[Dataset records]
Segment Open
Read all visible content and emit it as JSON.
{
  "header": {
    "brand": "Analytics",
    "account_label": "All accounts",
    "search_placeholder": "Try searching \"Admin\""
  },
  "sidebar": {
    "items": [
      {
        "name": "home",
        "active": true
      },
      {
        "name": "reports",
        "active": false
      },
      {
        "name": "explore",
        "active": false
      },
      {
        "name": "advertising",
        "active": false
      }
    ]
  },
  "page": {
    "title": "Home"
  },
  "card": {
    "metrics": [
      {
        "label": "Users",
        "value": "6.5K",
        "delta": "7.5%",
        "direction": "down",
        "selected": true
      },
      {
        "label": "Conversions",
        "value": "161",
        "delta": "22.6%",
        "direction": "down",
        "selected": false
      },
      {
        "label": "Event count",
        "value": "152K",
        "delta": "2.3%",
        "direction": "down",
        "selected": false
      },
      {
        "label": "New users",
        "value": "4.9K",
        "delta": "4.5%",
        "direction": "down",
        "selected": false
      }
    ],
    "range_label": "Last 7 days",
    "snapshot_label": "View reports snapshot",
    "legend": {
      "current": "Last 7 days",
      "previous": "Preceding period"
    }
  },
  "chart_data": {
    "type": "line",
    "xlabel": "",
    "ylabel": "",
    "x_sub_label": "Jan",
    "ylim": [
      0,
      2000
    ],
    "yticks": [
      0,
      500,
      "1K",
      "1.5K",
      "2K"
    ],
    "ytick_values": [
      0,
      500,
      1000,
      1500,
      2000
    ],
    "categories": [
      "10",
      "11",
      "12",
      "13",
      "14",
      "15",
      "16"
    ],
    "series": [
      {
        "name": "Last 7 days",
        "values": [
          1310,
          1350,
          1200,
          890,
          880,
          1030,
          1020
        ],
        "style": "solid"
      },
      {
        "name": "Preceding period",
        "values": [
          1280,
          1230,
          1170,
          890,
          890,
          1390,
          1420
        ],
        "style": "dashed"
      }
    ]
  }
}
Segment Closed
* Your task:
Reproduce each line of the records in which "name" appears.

* Task answer:
        "name": "home",
        "name": "reports",
        "name": "explore",
        "name": "advertising",
        "name": "Last 7 days",
        "name": "Preceding period",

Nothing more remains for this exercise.